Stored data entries
□ □ □ □

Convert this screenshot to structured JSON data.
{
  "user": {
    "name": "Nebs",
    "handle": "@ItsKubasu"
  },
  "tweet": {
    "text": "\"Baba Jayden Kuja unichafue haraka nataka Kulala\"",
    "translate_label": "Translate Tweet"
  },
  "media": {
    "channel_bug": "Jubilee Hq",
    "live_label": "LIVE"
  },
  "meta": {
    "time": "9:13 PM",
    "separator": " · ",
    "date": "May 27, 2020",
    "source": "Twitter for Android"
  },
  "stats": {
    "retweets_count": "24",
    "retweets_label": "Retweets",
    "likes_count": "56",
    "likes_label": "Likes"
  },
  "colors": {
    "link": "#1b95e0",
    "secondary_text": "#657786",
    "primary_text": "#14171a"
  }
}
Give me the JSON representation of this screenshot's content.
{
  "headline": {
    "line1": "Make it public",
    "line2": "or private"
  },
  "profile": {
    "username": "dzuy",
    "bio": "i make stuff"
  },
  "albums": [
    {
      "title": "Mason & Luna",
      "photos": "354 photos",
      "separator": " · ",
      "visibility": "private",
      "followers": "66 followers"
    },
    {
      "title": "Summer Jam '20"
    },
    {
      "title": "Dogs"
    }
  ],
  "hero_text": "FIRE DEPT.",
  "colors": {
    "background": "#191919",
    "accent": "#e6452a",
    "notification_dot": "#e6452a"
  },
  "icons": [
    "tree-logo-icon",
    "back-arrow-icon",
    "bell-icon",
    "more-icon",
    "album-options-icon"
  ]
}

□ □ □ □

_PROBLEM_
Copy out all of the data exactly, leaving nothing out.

_EXERCISE RESPONSE_
Convert this screenshot to structured JSON data.
{
  "user": {
    "name": "Nebs",
    "handle": "@ItsKubasu"
  },
  "tweet": {
    "text": "\"Baba Jayden Kuja unichafue haraka nataka Kulala\"",
    "translate_label": "Translate Tweet"
  },
  "media": {
    "channel_bug": "Jubilee Hq",
    "live_label": "LIVE"
  },
  "meta": {
    "time": "9:13 PM",
    "separator": " · ",
    "date": "May 27, 2020",
    "source": "Twitter for Android"
  },
  "stats": {
    "retweets_count": "24",
    "retweets_label": "Retweets",
    "likes_count": "56",
    "likes_label": "Likes"
  },
  "colors": {
    "link": "#1b95e0",
    "secondary_text": "#657786",
    "primary_text": "#14171a"
  }
}
Give me the JSON representation of this screenshot's content.
{
  "headline": {
    "line1": "Make it public",
    "line2": "or private"
  },
  "profile": {
    "username": "dzuy",
    "bio": "i make stuff"
  },
  "albums": [
    {
      "title": "Mason & Luna",
      "photos": "354 photos",
      "separator": " · ",
      "visibility": "private",
      "followers": "66 followers"
    },
    {
      "title": "Summer Jam '20"
    },
    {
      "title": "Dogs"
    }
  ],
  "hero_text": "FIRE DEPT.",
  "colors": {
    "background": "#191919",
    "accent": "#e6452a",
    "notification_dot": "#e6452a"
  },
  "icons": [
    "tree-logo-icon",
    "back-arrow-icon",
    "bell-icon",
    "more-icon",
    "album-options-icon"
  ]
}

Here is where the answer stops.